### WORK TO BE COMPLETED
Examine every line of the listing below. Count those containing "icon" and state only the result.

Top of RECORDS

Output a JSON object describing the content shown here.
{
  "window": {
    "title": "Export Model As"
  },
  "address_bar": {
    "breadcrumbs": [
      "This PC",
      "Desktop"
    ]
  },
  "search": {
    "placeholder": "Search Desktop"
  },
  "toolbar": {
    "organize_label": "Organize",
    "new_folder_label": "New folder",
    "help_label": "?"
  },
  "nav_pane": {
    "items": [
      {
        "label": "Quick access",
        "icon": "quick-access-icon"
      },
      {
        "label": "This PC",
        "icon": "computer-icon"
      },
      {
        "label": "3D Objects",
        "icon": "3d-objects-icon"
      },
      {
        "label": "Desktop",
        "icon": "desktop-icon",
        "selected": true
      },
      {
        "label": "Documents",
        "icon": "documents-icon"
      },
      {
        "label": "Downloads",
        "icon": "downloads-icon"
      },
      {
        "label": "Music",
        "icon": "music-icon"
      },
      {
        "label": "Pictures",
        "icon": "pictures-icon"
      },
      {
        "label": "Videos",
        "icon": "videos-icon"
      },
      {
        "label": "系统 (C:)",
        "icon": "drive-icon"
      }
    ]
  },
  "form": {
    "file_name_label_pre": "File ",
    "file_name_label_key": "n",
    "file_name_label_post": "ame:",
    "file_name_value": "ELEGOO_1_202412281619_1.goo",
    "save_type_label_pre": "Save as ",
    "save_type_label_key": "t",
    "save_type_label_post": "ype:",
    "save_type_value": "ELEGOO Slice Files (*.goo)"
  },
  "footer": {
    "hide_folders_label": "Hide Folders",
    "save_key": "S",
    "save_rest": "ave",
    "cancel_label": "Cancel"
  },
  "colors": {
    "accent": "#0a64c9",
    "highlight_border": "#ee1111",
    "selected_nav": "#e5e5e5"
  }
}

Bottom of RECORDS

### EXPECTED ANSWER
10